WHAT THIS TASK INVOLVES -> Return every record exactly as written.

───── STORED DATA ─────

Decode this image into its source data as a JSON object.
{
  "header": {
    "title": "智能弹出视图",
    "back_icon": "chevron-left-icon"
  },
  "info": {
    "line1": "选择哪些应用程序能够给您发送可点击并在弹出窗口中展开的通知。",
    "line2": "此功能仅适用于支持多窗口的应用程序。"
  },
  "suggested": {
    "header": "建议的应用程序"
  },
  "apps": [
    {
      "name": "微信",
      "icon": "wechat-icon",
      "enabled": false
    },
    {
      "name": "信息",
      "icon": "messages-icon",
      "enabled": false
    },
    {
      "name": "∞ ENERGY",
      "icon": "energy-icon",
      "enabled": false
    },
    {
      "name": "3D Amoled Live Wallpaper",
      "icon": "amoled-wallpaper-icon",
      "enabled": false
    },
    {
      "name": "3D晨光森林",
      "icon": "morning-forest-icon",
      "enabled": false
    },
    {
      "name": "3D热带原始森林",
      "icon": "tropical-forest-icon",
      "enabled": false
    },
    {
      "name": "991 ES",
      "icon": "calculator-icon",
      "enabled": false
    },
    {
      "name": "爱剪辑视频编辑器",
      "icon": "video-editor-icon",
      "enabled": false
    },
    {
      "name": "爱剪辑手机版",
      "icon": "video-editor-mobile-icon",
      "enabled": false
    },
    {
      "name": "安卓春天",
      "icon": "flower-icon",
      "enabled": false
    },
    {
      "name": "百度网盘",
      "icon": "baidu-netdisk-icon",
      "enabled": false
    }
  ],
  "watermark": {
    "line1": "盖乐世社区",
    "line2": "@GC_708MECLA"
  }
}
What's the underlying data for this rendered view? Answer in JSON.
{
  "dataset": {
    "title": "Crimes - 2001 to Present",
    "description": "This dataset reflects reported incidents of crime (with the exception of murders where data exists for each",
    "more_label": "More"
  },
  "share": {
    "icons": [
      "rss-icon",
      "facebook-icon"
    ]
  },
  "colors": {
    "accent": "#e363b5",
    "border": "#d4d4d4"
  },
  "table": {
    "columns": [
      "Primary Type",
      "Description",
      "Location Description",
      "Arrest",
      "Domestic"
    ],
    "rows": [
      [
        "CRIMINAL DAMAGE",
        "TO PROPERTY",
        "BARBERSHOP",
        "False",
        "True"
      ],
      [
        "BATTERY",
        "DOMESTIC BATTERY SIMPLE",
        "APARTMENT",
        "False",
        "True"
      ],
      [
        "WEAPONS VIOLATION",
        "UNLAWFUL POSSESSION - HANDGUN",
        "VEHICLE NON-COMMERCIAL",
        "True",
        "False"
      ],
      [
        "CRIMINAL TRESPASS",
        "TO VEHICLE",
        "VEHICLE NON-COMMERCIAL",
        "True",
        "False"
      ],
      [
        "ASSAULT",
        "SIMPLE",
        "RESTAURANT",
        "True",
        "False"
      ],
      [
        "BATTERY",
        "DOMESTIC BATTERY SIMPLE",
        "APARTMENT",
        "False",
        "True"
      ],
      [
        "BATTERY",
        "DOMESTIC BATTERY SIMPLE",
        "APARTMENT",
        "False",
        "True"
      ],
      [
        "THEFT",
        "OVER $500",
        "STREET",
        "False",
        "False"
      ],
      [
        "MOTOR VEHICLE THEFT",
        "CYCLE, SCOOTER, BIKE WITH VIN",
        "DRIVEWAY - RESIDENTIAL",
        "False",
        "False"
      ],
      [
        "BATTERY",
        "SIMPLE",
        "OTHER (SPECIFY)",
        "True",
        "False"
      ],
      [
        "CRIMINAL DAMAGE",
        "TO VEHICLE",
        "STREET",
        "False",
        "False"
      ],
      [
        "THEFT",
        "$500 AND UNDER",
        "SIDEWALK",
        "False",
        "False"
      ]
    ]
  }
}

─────

SOLUTION FOR THIS EXERCISE ->
Decode this image into its source data as a JSON object.
{
  "header": {
    "title": "智能弹出视图",
    "back_icon": "chevron-left-icon"
  },
  "info": {
    "line1": "选择哪些应用程序能够给您发送可点击并在弹出窗口中展开的通知。",
    "line2": "此功能仅适用于支持多窗口的应用程序。"
  },
  "suggested": {
    "header": "建议的应用程序"
  },
  "apps": [
    {
      "name": "微信",
      "icon": "wechat-icon",
      "enabled": false
    },
    {
      "name": "信息",
      "icon": "messages-icon",
      "enabled": false
    },
    {
      "name": "∞ ENERGY",
      "icon": "energy-icon",
      "enabled": false
    },
    {
      "name": "3D Amoled Live Wallpaper",
      "icon": "amoled-wallpaper-icon",
      "enabled": false
    },
    {
      "name": "3D晨光森林",
      "icon": "morning-forest-icon",
      "enabled": false
    },
    {
      "name": "3D热带原始森林",
      "icon": "tropical-forest-icon",
      "enabled": false
    },
    {
      "name": "991 ES",
      "icon": "calculator-icon",
      "enabled": false
    },
    {
      "name": "爱剪辑视频编辑器",
      "icon": "video-editor-icon",
      "enabled": false
    },
    {
      "name": "爱剪辑手机版",
      "icon": "video-editor-mobile-icon",
      "enabled": false
    },
    {
      "name": "安卓春天",
      "icon": "flower-icon",
      "enabled": false
    },
    {
      "name": "百度网盘",
      "icon": "baidu-netdisk-icon",
      "enabled": false
    }
  ],
  "watermark": {
    "line1": "盖乐世社区",
    "line2": "@GC_708MECLA"
  }
}
What's the underlying data for this rendered view? Answer in JSON.
{
  "dataset": {
    "title": "Crimes - 2001 to Present",
    "description": "This dataset reflects reported incidents of crime (with the exception of murders where data exists for each",
    "more_label": "More"
  },
  "share": {
    "icons": [
      "rss-icon",
      "facebook-icon"
    ]
  },
  "colors": {
    "accent": "#e363b5",
    "border": "#d4d4d4"
  },
  "table": {
    "columns": [
      "Primary Type",
      "Description",
      "Location Description",
      "Arrest",
      "Domestic"
    ],
    "rows": [
      [
        "CRIMINAL DAMAGE",
        "TO PROPERTY",
        "BARBERSHOP",
        "False",
        "True"
      ],
      [
        "BATTERY",
        "DOMESTIC BATTERY SIMPLE",
        "APARTMENT",
        "False",
        "True"
      ],
      [
        "WEAPONS VIOLATION",
        "UNLAWFUL POSSESSION - HANDGUN",
        "VEHICLE NON-COMMERCIAL",
        "True",
        "False"
      ],
      [
        "CRIMINAL TRESPASS",
        "TO VEHICLE",
        "VEHICLE NON-COMMERCIAL",
        "True",
        "False"
      ],
      [
        "ASSAULT",
        "SIMPLE",
        "RESTAURANT",
        "True",
        "False"
      ],
      [
        "BATTERY",
        "DOMESTIC BATTERY SIMPLE",
        "APARTMENT",
        "False",
        "True"
      ],
      [
        "BATTERY",
        "DOMESTIC BATTERY SIMPLE",
        "APARTMENT",
        "False",
        "True"
      ],
      [
        "THEFT",
        "OVER $500",
        "STREET",
        "False",
        "False"
      ],
      [
        "MOTOR VEHICLE THEFT",
        "CYCLE, SCOOTER, BIKE WITH VIN",
        "DRIVEWAY - RESIDENTIAL",
        "False",
        "False"
      ],
      [
        "BATTERY",
        "SIMPLE",
        "OTHER (SPECIFY)",
        "True",
        "False"
      ],
      [
        "CRIMINAL DAMAGE",
        "TO VEHICLE",
        "STREET",
        "False",
        "False"
      ],
      [
        "THEFT",
        "$500 AND UNDER",
        "SIDEWALK",
        "False",
        "False"
      ]
    ]
  }
}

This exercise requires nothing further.